Some observational studies have found multivitamin use to be associated with a lower risk of heart disease and cancer (
One large study looked into the effects of a high-dose multivitamin on heart health. After almost 5 years, the study found that multivitamins had no beneficial effect (
However, several other studies have linked multivitamin supplements to improved memory in older adults (
Single and Paired Vitamins
One review found no clear evidence that single or paired supplements benefit heart disease (
Despite knowing that adequate vitamin D levels are critical for good health and disease prevention, vitamin D supplements are also under much scrutiny (
Several reviews have found no evidence to support antioxidant supplements, including beta-carotene, vitamins A, C, E, and selenium (alone or in combination) for reduced risk of death and cancer (
Studies about the beneficial health effects of many synthetic nutrients have been inconsistent, weak or shown no effect.
There is no clear evidence to suggest that most synthetic nutrients are beneficial for healthy, well-nourished people.
However, there are certain groups who may benefit from supplementing with synthetic nutrients. These include:
- The elderly: This group tends to be at a higher risk of vitamin D deficiency and may also need more vitamin B12 and calcium for bone health (
57Trusted Source, 58Trusted Source).
- Vegans and vegetarians: As certain vitamins and minerals are found mainly in animal products, this group is often at a high risk of deficiency for vitamin B12, calcium, zinc, iron and vitamin D (
59Trusted Source, 60Trusted Source).
- Pregnant and breastfeeding women: These women may have to supplement their diet with extra vitamins and/or minerals (such as vitamin D) and avoid others (such as vitamin A) (
- Women of childbearing age: This group is often encouraged to take a folic acid supplement to reduce the risk of neural tube defects if they do become pregnant. However, taking more than you need may have some risks.
- People with nutrient deficiencies: Certain dietary supplements may treat nutritional deficiencies, such as iron supplements for treating iron deficiency anaemia (
For certain groups of people at risk of nutritional deficiencies, certain synthetic supplements can be beneficial.

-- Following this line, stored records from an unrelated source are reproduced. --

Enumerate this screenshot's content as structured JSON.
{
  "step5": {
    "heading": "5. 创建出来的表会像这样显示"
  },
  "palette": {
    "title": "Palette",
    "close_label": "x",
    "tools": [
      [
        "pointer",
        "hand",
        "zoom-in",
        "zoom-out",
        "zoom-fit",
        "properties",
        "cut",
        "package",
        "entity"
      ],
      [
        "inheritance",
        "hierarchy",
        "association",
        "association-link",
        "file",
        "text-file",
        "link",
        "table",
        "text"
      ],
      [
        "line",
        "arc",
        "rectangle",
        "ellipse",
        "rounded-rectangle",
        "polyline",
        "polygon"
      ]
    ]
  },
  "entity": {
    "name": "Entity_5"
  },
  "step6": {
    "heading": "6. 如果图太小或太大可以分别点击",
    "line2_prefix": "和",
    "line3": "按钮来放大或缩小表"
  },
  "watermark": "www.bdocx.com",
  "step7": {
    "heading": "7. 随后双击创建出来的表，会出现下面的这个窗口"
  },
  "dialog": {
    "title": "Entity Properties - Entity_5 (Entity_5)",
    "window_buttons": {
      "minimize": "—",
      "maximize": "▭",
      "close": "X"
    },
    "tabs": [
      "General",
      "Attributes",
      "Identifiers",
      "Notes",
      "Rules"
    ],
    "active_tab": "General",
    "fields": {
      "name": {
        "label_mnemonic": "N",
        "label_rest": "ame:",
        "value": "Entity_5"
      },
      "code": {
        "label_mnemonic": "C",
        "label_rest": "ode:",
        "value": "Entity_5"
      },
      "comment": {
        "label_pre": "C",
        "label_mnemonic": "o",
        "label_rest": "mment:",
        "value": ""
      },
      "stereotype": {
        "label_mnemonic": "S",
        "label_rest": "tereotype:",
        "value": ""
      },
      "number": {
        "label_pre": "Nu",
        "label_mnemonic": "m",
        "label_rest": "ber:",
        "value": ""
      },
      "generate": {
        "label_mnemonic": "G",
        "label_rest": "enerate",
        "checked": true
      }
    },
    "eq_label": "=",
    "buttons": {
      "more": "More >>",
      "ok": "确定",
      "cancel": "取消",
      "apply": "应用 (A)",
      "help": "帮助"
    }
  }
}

In general, taking supplements according to the amounts directed on the package is safe for most people. However, the
If you already consume a wide range of nutrients through your diet, taking extra supplements can exceed the recommended daily intake of many nutrients. When taken in excess, water-soluble vitamins like vitamin C and B vitamins are flushed out of the body through your urine. However, fat-soluble vitamins — vitamins A, D, E, and K — may be stored in the body. This means that there is a risk of them accumulating to high levels, leading to hypervitaminosis.
Pregnant women need to be especially careful with their vitamin A intake, as excess amounts have been linked to birth defects (
Other studies have linked multivitamin use to increased cancer risk, and iron supplements can be harmful for people who don’t need them (
Taking large amounts of synthetic nutrients can have harmful health effects. Recommended daily doses are safe for most people, but caution is advised.
The Oshun Health products are natural/non-synthetic supplements extracted from whole food.